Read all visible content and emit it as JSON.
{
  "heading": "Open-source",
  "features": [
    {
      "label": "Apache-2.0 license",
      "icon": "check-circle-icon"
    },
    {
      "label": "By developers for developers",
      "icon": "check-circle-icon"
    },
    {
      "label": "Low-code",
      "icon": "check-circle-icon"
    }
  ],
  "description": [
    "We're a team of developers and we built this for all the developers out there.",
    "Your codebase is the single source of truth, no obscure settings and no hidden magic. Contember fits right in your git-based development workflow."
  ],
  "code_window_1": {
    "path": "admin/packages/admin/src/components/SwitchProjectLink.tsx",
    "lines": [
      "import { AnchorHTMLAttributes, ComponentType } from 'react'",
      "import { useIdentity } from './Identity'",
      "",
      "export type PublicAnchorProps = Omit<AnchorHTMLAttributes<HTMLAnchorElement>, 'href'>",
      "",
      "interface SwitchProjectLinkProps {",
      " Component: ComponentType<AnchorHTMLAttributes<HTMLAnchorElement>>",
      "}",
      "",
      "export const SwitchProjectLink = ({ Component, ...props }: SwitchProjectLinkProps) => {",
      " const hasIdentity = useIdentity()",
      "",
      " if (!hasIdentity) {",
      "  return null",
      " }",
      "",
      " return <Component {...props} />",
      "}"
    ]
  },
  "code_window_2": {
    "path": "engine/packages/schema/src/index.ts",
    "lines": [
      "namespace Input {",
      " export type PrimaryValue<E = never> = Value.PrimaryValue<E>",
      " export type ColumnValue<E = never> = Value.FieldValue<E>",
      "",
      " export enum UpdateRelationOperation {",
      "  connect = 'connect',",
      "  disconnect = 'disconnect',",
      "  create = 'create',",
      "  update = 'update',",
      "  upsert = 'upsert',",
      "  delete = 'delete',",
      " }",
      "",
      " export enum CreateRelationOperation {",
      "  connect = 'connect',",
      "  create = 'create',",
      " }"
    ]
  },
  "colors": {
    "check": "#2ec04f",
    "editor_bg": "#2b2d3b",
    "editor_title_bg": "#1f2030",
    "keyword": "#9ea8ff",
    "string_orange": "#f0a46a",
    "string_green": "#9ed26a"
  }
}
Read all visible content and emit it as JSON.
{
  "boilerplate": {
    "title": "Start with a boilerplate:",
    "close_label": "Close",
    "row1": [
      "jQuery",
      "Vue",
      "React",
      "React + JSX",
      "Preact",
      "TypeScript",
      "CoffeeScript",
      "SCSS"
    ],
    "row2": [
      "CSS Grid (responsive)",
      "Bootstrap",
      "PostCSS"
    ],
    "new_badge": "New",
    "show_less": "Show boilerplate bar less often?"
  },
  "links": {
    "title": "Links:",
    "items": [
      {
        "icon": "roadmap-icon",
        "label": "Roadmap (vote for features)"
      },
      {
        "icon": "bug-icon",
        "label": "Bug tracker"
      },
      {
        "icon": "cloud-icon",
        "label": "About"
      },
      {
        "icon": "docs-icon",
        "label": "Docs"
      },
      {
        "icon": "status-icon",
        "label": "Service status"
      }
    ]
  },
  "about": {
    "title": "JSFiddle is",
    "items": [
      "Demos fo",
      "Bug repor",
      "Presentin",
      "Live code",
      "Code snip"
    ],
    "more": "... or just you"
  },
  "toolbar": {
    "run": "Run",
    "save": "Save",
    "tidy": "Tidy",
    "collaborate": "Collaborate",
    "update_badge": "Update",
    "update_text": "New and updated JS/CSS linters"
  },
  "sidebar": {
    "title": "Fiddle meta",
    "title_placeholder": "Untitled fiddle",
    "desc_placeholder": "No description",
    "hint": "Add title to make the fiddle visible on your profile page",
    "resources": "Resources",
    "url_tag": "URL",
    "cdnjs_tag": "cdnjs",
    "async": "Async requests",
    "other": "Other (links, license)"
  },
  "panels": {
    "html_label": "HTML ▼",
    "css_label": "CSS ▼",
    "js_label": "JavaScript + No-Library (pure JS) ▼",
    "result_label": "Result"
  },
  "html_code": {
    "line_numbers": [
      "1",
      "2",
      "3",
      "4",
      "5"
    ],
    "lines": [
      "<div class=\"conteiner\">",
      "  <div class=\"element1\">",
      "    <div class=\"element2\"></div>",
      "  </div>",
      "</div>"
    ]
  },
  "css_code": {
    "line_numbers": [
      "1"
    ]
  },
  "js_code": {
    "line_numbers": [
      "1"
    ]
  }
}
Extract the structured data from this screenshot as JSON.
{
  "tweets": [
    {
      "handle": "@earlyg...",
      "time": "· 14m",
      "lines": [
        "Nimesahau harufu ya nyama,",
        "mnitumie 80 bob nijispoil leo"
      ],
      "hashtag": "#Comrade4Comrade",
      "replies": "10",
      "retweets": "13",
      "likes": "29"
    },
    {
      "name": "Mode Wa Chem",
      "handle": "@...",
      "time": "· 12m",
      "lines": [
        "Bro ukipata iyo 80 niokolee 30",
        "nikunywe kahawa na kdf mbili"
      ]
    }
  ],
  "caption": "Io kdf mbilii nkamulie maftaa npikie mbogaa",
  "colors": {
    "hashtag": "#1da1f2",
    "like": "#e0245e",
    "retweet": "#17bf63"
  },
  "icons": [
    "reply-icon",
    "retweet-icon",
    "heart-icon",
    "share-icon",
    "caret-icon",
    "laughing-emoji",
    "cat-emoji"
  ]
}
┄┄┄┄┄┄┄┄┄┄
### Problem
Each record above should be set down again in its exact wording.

### Response area
Read all visible content and emit it as JSON.
{
  "heading": "Open-source",
  "features": [
    {
      "label": "Apache-2.0 license",
      "icon": "check-circle-icon"
    },
    {
      "label": "By developers for developers",
      "icon": "check-circle-icon"
    },
    {
      "label": "Low-code",
      "icon": "check-circle-icon"
    }
  ],
  "description": [
    "We're a team of developers and we built this for all the developers out there.",
    "Your codebase is the single source of truth, no obscure settings and no hidden magic. Contember fits right in your git-based development workflow."
  ],
  "code_window_1": {
    "path": "admin/packages/admin/src/components/SwitchProjectLink.tsx",
    "lines": [
      "import { AnchorHTMLAttributes, ComponentType } from 'react'",
      "import { useIdentity } from './Identity'",
      "",
      "export type PublicAnchorProps = Omit<AnchorHTMLAttributes<HTMLAnchorElement>, 'href'>",
      "",
      "interface SwitchProjectLinkProps {",
      " Component: ComponentType<AnchorHTMLAttributes<HTMLAnchorElement>>",
      "}",
      "",
      "export const SwitchProjectLink = ({ Component, ...props }: SwitchProjectLinkProps) => {",
      " const hasIdentity = useIdentity()",
      "",
      " if (!hasIdentity) {",
      "  return null",
      " }",
      "",
      " return <Component {...props} />",
      "}"
    ]
  },
  "code_window_2": {
    "path": "engine/packages/schema/src/index.ts",
    "lines": [
      "namespace Input {",
      " export type PrimaryValue<E = never> = Value.PrimaryValue<E>",
      " export type ColumnValue<E = never> = Value.FieldValue<E>",
      "",
      " export enum UpdateRelationOperation {",
      "  connect = 'connect',",
      "  disconnect = 'disconnect',",
      "  create = 'create',",
      "  update = 'update',",
      "  upsert = 'upsert',",
      "  delete = 'delete',",
      " }",
      "",
      " export enum CreateRelationOperation {",
      "  connect = 'connect',",
      "  create = 'create',",
      " }"
    ]
  },
  "colors": {
    "check": "#2ec04f",
    "editor_bg": "#2b2d3b",
    "editor_title_bg": "#1f2030",
    "keyword": "#9ea8ff",
    "string_orange": "#f0a46a",
    "string_green": "#9ed26a"
  }
}
Read all visible content and emit it as JSON.
{
  "boilerplate": {
    "title": "Start with a boilerplate:",
    "close_label": "Close",
    "row1": [
      "jQuery",
      "Vue",
      "React",
      "React + JSX",
      "Preact",
      "TypeScript",
      "CoffeeScript",
      "SCSS"
    ],
    "row2": [
      "CSS Grid (responsive)",
      "Bootstrap",
      "PostCSS"
    ],
    "new_badge": "New",
    "show_less": "Show boilerplate bar less often?"
  },
  "links": {
    "title": "Links:",
    "items": [
      {
        "icon": "roadmap-icon",
        "label": "Roadmap (vote for features)"
      },
      {
        "icon": "bug-icon",
        "label": "Bug tracker"
      },
      {
        "icon": "cloud-icon",
        "label": "About"
      },
      {
        "icon": "docs-icon",
        "label": "Docs"
      },
      {
        "icon": "status-icon",
        "label": "Service status"
      }
    ]
  },
  "about": {
    "title": "JSFiddle is",
    "items": [
      "Demos fo",
      "Bug repor",
      "Presentin",
      "Live code",
      "Code snip"
    ],
    "more": "... or just you"
  },
  "toolbar": {
    "run": "Run",
    "save": "Save",
    "tidy": "Tidy",
    "collaborate": "Collaborate",
    "update_badge": "Update",
    "update_text": "New and updated JS/CSS linters"
  },
  "sidebar": {
    "title": "Fiddle meta",
    "title_placeholder": "Untitled fiddle",
    "desc_placeholder": "No description",
    "hint": "Add title to make the fiddle visible on your profile page",
    "resources": "Resources",
    "url_tag": "URL",
    "cdnjs_tag": "cdnjs",
    "async": "Async requests",
    "other": "Other (links, license)"
  },
  "panels": {
    "html_label": "HTML ▼",
    "css_label": "CSS ▼",
    "js_label": "JavaScript + No-Library (pure JS) ▼",
    "result_label": "Result"
  },
  "html_code": {
    "line_numbers": [
      "1",
      "2",
      "3",
      "4",
      "5"
    ],
    "lines": [
      "<div class=\"conteiner\">",
      "  <div class=\"element1\">",
      "    <div class=\"element2\"></div>",
      "  </div>",
      "</div>"
    ]
  },
  "css_code": {
    "line_numbers": [
      "1"
    ]
  },
  "js_code": {
    "line_numbers": [
      "1"
    ]
  }
}
Extract the structured data from this screenshot as JSON.
{
  "tweets": [
    {
      "handle": "@earlyg...",
      "time": "· 14m",
      "lines": [
        "Nimesahau harufu ya nyama,",
        "mnitumie 80 bob nijispoil leo"
      ],
      "hashtag": "#Comrade4Comrade",
      "replies": "10",
      "retweets": "13",
      "likes": "29"
    },
    {
      "name": "Mode Wa Chem",
      "handle": "@...",
      "time": "· 12m",
      "lines": [
        "Bro ukipata iyo 80 niokolee 30",
        "nikunywe kahawa na kdf mbili"
      ]
    }
  ],
  "caption": "Io kdf mbilii nkamulie maftaa npikie mbogaa",
  "colors": {
    "hashtag": "#1da1f2",
    "like": "#e0245e",
    "retweet": "#17bf63"
  },
  "icons": [
    "reply-icon",
    "retweet-icon",
    "heart-icon",
    "share-icon",
    "caret-icon",
    "laughing-emoji",
    "cat-emoji"
  ]
}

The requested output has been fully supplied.